August Aquila, Aquila Global Advisors, recently provided a sample Performance Development/Improvement Plan in his newsletter.
You can also see a sample of a Development Plan that I used when I was working at a growing firm.
There is always stuff to work on. You are never there.
Tuesday, August 4th, 2015
I hope you read Seth Godin’s blog every day. I admire how he can use a few words to say something impactful.
Here’s an image of his website. Clean, simple message: GO. Make something happen. Doesn’t it seem similar to the message I continually communicate to you, CPAs in public practice: Do Things!
Here’s his blog post from August 1 – I hope you think about it.
Don’t jerk people around
Here’s a simple marketing strategy for a smaller company trying to compete in a big-company world: Choose your customers, trust them, treat them well.
Bend the rules.
Show up on time.
Keep your promises.
Don’t exert power merely because you can.
Be human, be kind, pay attention, smile.
Not everyone deserves this sort of treatment, not everyone will do their part to be the kind of customer you can delight and serve. But that’s okay, you don’t need everyone.
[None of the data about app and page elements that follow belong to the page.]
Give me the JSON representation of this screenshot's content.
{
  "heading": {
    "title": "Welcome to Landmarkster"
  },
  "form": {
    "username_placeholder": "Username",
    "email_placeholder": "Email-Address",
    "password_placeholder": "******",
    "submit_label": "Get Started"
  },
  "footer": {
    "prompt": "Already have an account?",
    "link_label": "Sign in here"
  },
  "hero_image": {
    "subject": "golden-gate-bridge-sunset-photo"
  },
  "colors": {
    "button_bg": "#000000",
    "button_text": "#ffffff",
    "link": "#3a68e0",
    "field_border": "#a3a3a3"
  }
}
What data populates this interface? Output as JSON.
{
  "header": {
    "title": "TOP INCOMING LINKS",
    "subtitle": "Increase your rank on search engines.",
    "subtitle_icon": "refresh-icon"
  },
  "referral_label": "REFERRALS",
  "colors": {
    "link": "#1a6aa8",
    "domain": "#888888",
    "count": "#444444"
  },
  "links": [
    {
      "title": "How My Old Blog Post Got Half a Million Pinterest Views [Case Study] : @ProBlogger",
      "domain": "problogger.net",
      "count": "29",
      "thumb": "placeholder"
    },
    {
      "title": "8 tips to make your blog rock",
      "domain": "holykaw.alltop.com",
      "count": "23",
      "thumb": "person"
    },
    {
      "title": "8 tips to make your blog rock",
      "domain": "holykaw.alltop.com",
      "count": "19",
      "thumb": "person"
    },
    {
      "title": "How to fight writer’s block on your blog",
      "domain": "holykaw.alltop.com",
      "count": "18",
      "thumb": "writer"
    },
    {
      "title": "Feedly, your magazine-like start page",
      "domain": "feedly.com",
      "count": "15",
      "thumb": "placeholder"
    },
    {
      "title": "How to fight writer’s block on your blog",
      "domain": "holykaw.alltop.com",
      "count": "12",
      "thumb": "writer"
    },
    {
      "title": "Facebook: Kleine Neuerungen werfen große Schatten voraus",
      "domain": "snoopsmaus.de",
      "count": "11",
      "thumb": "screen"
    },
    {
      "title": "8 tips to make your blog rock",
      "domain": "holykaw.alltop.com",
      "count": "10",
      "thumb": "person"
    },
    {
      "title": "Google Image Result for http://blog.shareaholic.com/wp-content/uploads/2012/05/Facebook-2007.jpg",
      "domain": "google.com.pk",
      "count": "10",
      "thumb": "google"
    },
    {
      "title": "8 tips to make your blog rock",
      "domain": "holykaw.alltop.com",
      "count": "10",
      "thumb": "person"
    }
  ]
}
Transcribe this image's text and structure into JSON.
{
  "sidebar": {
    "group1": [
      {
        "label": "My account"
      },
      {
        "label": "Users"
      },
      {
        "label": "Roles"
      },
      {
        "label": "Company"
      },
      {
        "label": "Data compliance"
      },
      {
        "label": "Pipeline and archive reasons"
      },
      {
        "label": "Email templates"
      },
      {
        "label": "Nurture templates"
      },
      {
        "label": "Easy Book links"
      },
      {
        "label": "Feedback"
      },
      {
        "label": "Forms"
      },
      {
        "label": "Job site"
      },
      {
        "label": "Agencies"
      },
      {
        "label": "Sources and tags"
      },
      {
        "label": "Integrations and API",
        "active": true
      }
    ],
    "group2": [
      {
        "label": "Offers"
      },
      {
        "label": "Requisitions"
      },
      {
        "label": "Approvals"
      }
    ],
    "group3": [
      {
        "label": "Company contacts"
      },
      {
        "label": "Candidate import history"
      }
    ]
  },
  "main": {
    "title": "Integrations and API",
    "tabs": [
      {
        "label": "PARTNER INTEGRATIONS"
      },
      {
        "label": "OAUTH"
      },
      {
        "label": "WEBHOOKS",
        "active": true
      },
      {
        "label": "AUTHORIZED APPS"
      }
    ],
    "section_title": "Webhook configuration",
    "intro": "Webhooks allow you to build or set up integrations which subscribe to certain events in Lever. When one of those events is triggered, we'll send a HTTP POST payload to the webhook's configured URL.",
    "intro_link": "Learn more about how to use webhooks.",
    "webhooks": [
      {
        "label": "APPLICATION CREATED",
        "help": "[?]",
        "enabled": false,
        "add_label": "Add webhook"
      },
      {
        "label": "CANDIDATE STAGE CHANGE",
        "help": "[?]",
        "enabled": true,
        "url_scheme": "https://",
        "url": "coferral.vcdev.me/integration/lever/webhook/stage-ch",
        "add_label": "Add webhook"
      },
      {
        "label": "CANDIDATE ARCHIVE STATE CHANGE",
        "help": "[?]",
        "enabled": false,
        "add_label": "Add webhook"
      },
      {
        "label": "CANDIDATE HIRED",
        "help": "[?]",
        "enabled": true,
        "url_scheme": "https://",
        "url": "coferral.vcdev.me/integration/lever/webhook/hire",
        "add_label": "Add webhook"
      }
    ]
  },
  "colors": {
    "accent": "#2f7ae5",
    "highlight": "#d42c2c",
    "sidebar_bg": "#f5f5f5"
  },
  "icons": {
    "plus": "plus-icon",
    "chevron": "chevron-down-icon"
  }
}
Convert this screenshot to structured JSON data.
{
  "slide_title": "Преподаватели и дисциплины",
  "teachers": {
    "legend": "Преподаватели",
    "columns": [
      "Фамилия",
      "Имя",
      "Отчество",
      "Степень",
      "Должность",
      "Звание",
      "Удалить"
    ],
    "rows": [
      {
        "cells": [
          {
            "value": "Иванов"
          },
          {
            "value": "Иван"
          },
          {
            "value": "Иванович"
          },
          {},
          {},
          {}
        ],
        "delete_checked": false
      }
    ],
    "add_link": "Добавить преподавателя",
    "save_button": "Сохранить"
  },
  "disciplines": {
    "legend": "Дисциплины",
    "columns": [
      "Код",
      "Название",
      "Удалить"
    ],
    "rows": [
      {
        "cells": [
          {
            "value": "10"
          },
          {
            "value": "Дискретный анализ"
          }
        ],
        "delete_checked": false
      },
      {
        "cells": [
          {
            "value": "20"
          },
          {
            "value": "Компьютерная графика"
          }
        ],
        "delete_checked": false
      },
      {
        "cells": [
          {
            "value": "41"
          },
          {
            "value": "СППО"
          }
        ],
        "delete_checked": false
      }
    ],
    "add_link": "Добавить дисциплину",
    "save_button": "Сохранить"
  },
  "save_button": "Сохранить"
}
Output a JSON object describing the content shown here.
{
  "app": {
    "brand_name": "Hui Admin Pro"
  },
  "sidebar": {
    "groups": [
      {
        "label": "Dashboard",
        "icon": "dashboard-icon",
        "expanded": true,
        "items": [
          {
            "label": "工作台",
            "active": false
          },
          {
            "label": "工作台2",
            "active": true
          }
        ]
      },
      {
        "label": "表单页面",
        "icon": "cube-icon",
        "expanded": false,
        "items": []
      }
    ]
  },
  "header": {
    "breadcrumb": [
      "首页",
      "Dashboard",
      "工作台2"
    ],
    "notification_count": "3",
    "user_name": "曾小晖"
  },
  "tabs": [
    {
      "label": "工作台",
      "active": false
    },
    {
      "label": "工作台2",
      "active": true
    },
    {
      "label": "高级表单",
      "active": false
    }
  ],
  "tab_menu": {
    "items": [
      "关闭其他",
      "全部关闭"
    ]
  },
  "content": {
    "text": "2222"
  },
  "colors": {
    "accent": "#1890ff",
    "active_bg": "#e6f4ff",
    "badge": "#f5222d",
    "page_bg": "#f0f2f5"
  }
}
When in doubt, be the anti-airline.
Key phrases and points for growing your CPA firm: Smaller firms can compete with larger firms. Choose your clients well, don’t just take anyone you meet. Not every client measures up. You don’t need everyone.
Check out his new book, What To do When It’s Your Turn. I bought a dozen copies and sent them to friends.
Let men be wise by instinct if they can, but when this fails be wise by good advice.
Saturday, August 1st, 2015
I often hear people describe their managing partner as a “Type A” personality. I also hear people describe another partner, a tax partner for example, as a “Type B”.
Hubspot’s blog post on this topic is helpful and amusing. I know inside accounting firms, there is a real mixture of personality types and they, hopefully, all work together as a well-oiled machine. If everyone were alike, nothing would get accomplished.
So, this weekend enjoy Hubspot’s explanation of A and B.
Here’s how the two break down:
- Type As are the “go-getters.” They tend to be more ambitious, organized, time-oriented, impatient, and tend to stress themselves out by taking on more than they can handle.
- Type Bs, by contrast, are more relaxed and low-stress. They tend to be more patient, steadier, more creative, enjoy achievement more, and don’t get wrapped up in details.
Thanks to Blog.HubSpot.com for this graphic.
Great minds have purposes, others have wishes.